Like most, my studio is combined with my bedroom and I’m looking to improve my setup as best possible.
My room is a rectangle approx 6.24 metres by 4.24 metres with tile flooring. At the moment the only things that act as sound absorbers are my bed, couches, random bits of furniture and two large carpets. I also use two KRK 6 Inch Monitors.
Below is sorta what it looks like.
First I’m wondering. Should my studio desk be in the middle of the long or short walls??? My friend said it should be in the middle of the short wall as atm there is a shorter delay for the sound to bounce back from the wall behind me. So pretty much I get some real annoying reverb whenever I play a sample.
Second, being such a large room and myself being a uni student. It is impractical to try and sound proof all the walls so where would the most important areas be? I was thinking directly behind my monitors and the respective corners to the left and right.
If anyone could offer any advice it’d be greatly appreciated!
I’m pretty sure your desk should be flush with the short wall, and the first thing you should try to get are bass traps.
Four floor-to-ceiling bass traps will solve about 75% of the problems in a room, and from there you can get a few absorbers to place on reflection points that exist between your monitors and your ears. So, you would have treatment directly behind your monitors on the wall your desk is on, and ear-level treatment on the side walls where reflections would coming from in that area. Lastly, a cloud right above you would be nice as well.
You’re lucky to have a rectangular room! That is desirable for acoustics. Many usually have square-shaped rooms, which are a pain in the rear to “correct.”
Fantastic, exactly what I needed to hear.
That sounds about right with what else I have been told.
[url=http://audio.tutsplus.com/tutorials/recording/a-basic-guide-to-acoustic-treatment/]Beginner's Guide to Acoustic Treatment

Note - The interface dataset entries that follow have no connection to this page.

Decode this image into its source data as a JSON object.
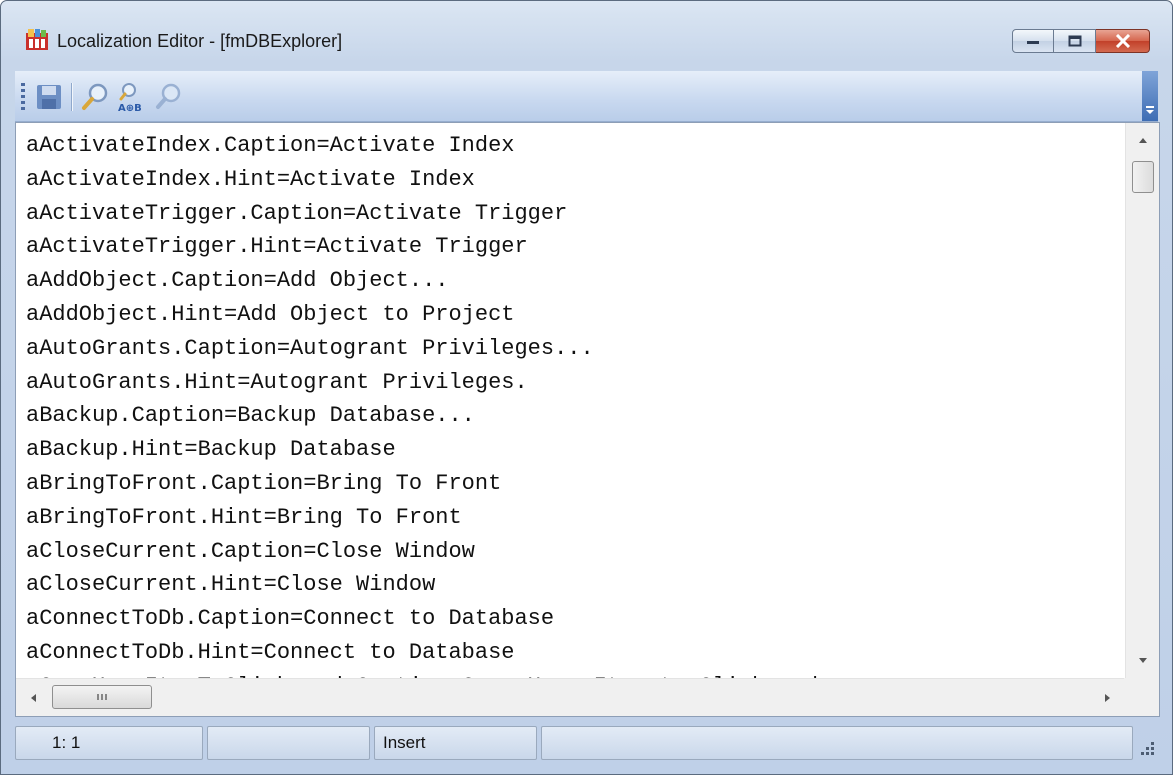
{
  "window": {
    "title": "Localization Editor - [fmDBExplorer]"
  },
  "toolbar": {
    "buttons": [
      {
        "icon": "save-icon"
      },
      {
        "icon": "find-icon"
      },
      {
        "icon": "find-replace-icon",
        "label": "A⊕B"
      },
      {
        "icon": "find-next-icon"
      }
    ]
  },
  "editor": {
    "lines": [
      "aActivateIndex.Caption=Activate Index",
      "aActivateIndex.Hint=Activate Index",
      "aActivateTrigger.Caption=Activate Trigger",
      "aActivateTrigger.Hint=Activate Trigger",
      "aAddObject.Caption=Add Object...",
      "aAddObject.Hint=Add Object to Project",
      "aAutoGrants.Caption=Autogrant Privileges...",
      "aAutoGrants.Hint=Autogrant Privileges.",
      "aBackup.Caption=Backup Database...",
      "aBackup.Hint=Backup Database",
      "aBringToFront.Caption=Bring To Front",
      "aBringToFront.Hint=Bring To Front",
      "aCloseCurrent.Caption=Close Window",
      "aCloseCurrent.Hint=Close Window",
      "aConnectToDb.Caption=Connect to Database",
      "aConnectToDb.Hint=Connect to Database",
      "aCopyUserItemToClipboard.Caption=Copy User Item to Clipboard"
    ]
  },
  "statusbar": {
    "position": "1:  1",
    "panel2": "",
    "mode": "Insert",
    "panel4": ""
  },
  "colors": {
    "close_button": "#c2402a",
    "toolbar_gradient_top": "#e6eef9",
    "toolbar_gradient_bottom": "#b9cde9"
  }
}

1.Bass traps in the corners of your room , may also treat between ceeling & walls
(to treat low frequencies)
2,3 absorption tiles/acoustic panels (early reflection)
4.Diffusers (back,ceiling) can be placed above hard surface such as computer monitors/workstation.
Put some foam under the studio monitors to isulate them. Foam from auralex or other.
Studio monitors should be at a ear level, speakers equal distance from each wall.
Studio monitors position in a triangle to the head.
I hope that helps.
Helps a lot. Thanks guys I know pretty much want I need. Very informative.
For anyone else looking for similar information and can’t be bothered reading this video sums it all up nicely as well.
The Importance of Placement of Auralex® Acoustical Products - YouTube
Get REW (room EQ Wizard)
Get an acoustic measurement mic
Build bass traps
Use a mirror to figure out the first reflection points in your room, place appropriate absorption/diffusion there.
Absorption in all corners floor to ceiling will help with “some” bass but will mostly deal with HF`s.
Make sure your monitors are calibrated and positioned as part of an equlateral triangle with your listening position which should be .38 the length of your room (38%) from the front wall (or the back).
A cloud and back wall absorption/diffusion is required, try to leave “at least” the same amount of an air gap behind your absorption (this will vastly improve the amount of absorption) as the thickness of said absorption.
Positioning is king, mess around with listening position and monitor placement (try 37%, 39% etc - move monitors acordingly) when doing measurements.
Bass is by far the most difficult to deal with, especially below 300Hz.
You will also be experiencing flutter with the tiled floor, get some big rugs down on the floor, especially where you dont have cloud.
I am about to release some free videos teaching all this, i will et you when they are done.